Seafood supplies most of your iodine needs, so if you love this food group, you are already getting most of your iodine requirements.
Shrimps are iodine enriched.
They absorb minerals from seawater and accumulate them in their bodies.
As with most seafood, shrimp provides protein and vitamin B12 and is low in calories.
Three ounces of cooked shrimp can contain 1/10th of the daily recommended intake for iodine and omega-3 fatty acids, which contribute to heart health.
They are a great source of vitamins, proteins, healthy fats and minerals.
11. Canned Tuna
You can choose any type of fish that you love because iodine is prevalent in fish.
Some recommend canned tuna since it is inexpensive and easy to find.
Keep a close eye on your tuna intake if you decide to consider it.
In contrast to the presence of high amounts of mercury (certainly isn’t good for your body) in tuna, canned light tuna is usually low in levels of toxins.
There are approximately 34 micrograms of iodine along with protein, vitamin B6 and potassium in every 6-ounce serving of tuna.
Prunes contain less than 9%-10% of your daily recommended intake of iodine, so they’re not the best option.

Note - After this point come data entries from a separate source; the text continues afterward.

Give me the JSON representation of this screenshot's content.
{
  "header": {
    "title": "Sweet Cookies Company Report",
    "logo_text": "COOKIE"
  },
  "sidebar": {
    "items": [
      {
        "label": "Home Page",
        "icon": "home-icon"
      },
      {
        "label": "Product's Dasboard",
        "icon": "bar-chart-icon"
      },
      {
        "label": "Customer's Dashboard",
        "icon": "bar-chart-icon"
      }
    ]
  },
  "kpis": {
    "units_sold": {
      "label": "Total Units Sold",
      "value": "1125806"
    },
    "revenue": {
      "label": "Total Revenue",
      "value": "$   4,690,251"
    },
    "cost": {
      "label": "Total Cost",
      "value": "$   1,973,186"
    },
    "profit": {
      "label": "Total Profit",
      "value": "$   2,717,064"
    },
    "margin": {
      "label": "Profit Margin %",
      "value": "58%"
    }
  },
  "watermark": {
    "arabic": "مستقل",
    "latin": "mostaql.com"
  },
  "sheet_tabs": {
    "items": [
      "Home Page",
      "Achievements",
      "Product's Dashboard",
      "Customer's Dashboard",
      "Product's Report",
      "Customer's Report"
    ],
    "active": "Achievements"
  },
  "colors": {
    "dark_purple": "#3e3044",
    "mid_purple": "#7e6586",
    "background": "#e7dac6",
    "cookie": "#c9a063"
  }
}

In spite of this, prunes are easy to digest and are also packed with fiber.
Prunes will keep constipation at bay and have vitamins and minerals such as Iron, Magnesia, Potassium, Calcium and Vitamin B6.
Sugar is the primary limiting factor in prunes.

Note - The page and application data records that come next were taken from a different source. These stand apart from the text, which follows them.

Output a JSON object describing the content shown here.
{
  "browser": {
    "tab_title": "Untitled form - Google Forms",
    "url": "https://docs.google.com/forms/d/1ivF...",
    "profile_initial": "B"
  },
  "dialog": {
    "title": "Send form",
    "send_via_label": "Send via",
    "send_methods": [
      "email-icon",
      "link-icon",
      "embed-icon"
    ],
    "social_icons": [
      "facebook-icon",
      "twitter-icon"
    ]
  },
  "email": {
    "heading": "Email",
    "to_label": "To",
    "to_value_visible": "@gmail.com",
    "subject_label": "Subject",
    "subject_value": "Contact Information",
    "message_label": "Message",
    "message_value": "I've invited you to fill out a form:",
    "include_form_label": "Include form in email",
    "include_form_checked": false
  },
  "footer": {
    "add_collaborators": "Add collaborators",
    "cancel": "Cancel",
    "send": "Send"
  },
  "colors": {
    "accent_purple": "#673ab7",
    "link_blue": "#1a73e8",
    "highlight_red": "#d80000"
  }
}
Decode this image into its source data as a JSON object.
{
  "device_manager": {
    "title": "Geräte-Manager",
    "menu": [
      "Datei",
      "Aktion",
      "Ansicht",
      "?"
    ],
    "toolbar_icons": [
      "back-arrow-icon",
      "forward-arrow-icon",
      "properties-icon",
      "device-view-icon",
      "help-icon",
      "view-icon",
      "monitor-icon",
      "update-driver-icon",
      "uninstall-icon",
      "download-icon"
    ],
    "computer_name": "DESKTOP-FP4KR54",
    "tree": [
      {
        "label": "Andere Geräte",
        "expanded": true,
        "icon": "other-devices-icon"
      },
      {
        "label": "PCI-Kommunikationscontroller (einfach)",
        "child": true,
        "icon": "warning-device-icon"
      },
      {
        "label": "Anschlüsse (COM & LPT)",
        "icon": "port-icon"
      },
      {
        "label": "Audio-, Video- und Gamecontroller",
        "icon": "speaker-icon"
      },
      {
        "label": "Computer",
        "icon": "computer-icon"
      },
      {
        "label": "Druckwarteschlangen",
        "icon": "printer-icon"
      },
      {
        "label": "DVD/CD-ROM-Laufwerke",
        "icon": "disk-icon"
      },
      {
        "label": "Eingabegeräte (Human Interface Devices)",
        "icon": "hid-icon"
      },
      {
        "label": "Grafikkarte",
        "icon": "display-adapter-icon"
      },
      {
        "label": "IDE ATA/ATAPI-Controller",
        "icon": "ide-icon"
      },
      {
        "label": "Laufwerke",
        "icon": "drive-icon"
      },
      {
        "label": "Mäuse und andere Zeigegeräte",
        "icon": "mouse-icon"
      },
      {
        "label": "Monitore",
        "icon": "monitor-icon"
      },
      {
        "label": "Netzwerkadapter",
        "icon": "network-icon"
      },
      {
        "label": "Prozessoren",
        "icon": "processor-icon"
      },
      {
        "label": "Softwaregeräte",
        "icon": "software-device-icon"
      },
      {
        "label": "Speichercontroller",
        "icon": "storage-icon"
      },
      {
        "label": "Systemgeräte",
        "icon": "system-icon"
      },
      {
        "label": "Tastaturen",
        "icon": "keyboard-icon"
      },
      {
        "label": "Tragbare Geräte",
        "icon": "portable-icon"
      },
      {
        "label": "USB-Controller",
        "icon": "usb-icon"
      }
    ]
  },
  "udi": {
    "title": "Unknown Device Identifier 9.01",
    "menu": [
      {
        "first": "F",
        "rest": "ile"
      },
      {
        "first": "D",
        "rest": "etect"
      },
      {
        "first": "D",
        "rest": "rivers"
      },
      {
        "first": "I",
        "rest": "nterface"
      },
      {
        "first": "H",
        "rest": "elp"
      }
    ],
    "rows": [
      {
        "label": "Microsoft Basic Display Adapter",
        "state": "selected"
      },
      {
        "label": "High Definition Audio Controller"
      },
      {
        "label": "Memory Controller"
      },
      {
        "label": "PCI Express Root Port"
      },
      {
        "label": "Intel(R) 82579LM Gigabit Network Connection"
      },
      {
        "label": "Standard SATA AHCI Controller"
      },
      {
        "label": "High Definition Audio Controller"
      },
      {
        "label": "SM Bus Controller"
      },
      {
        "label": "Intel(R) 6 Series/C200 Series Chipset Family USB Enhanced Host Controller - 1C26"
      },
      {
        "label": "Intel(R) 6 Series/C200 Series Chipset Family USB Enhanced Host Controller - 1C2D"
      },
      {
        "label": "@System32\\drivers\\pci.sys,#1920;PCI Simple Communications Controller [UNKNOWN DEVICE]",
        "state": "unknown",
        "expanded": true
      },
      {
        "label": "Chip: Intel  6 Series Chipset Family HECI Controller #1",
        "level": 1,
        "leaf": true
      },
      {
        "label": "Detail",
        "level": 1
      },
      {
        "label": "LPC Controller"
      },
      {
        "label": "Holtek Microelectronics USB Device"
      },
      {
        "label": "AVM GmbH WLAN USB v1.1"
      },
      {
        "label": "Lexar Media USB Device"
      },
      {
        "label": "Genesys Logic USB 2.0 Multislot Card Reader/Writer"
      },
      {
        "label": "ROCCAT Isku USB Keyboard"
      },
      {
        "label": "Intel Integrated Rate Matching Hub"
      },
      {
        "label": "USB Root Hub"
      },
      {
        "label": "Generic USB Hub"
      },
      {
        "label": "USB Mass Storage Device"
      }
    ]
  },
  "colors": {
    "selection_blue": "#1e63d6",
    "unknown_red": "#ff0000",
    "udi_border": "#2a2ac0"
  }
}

Thus, you’ll want to watch your portions to make sure you don’t end up with prunes’ disadvantages and end up receiving their benefits.

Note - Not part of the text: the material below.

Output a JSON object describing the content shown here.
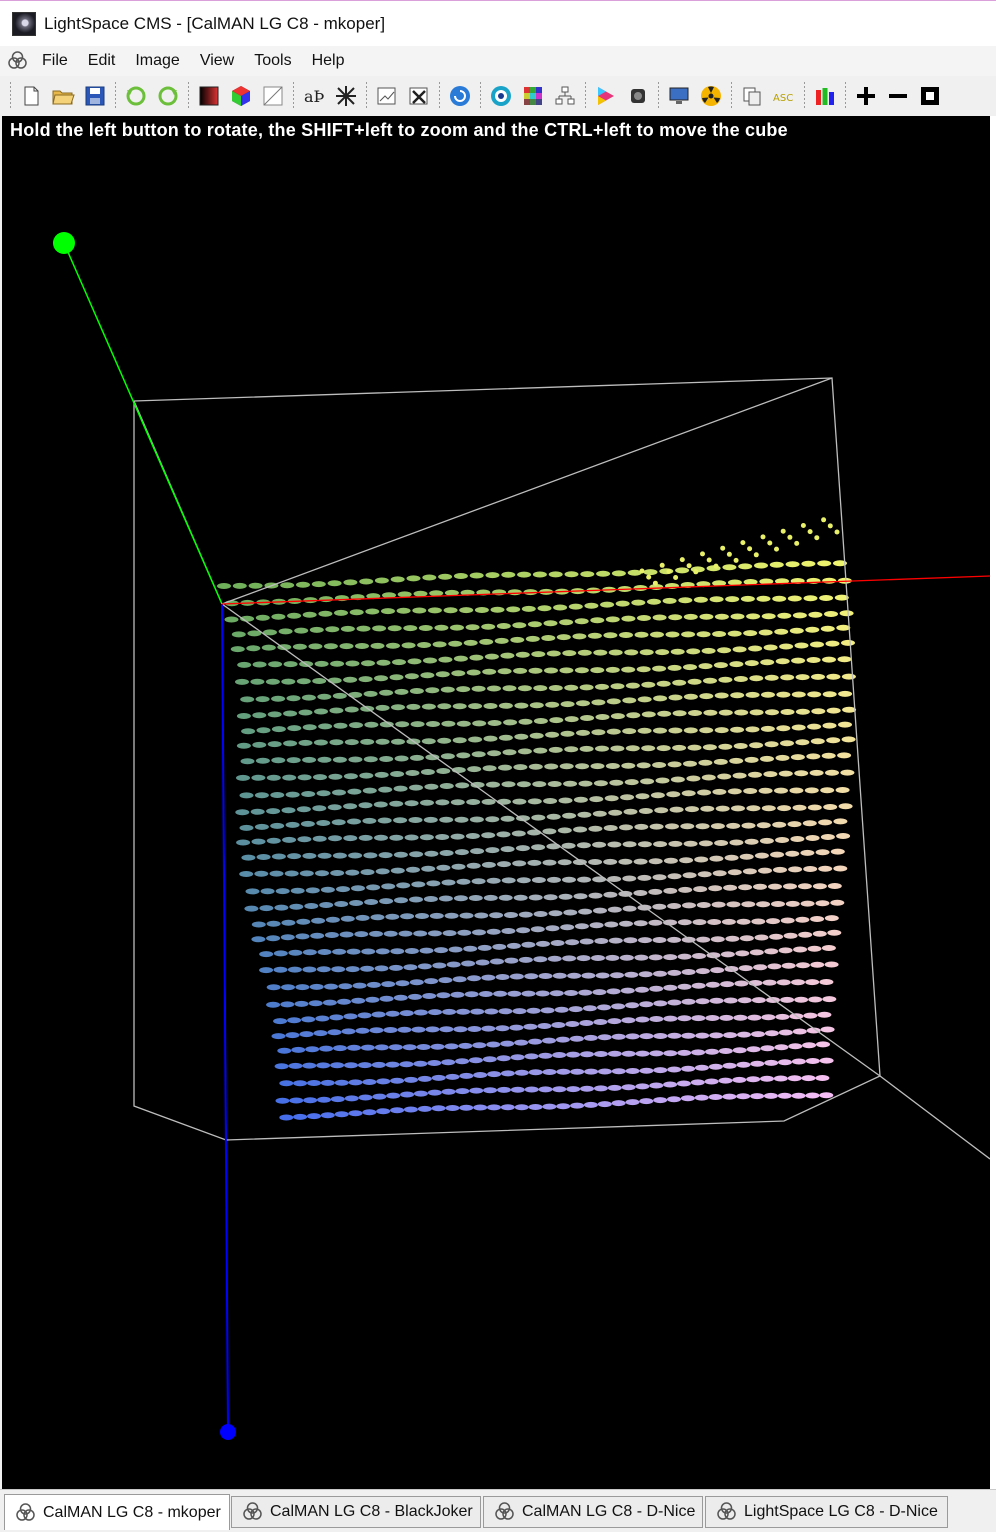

14. Lima Beans
Depending on where the produce is grown, the soil’s iodine content, and irrigation practices, fruits and vegetables have different levels and amounts of iodine.
Some of the nutrients of lima beans include folate, protein, magnesium, fiber and iodine.
Lima beans provide around 10% of the daily requirement for iodine along with the other nutrients in this food.
It may be possible to get more iodine from oysters than shrimp.
Despite the fact that oysters are typically considered to be a delicacy, the nutrients in them may not be the primary reason you eat them.
Whatever the case may be, oysters are very healthy food.
Men may also benefit from their zinc content since it helps boost testosterone levels.
What happens when there is excessive iodine intake?
Too much iodine can be as detrimental as an iodine deficiency.
Thyroid papillary cancer and thyroiditis can be caused by excessive iodine intake.
It is also possible to suffer from acute iodine poisoning.
Fever, stomach pain, vomiting, diarrhea, weakness, and burning in the mouth, throat, and stomach are among the symptoms.
Although few food sources contain iodine, it is an important mineral.
This is why so many people suffer from deficiencies around the globe.
Iodine is found most abundantly in seaweed, dairy products, shrimp, tuna and eggs.
Furthermore, iodized table salt can be used to add iodine to meals without much effort.
Not only do these foods contain a high amount of iodine, but they’re also very healthy and easy to incorporate into your diet.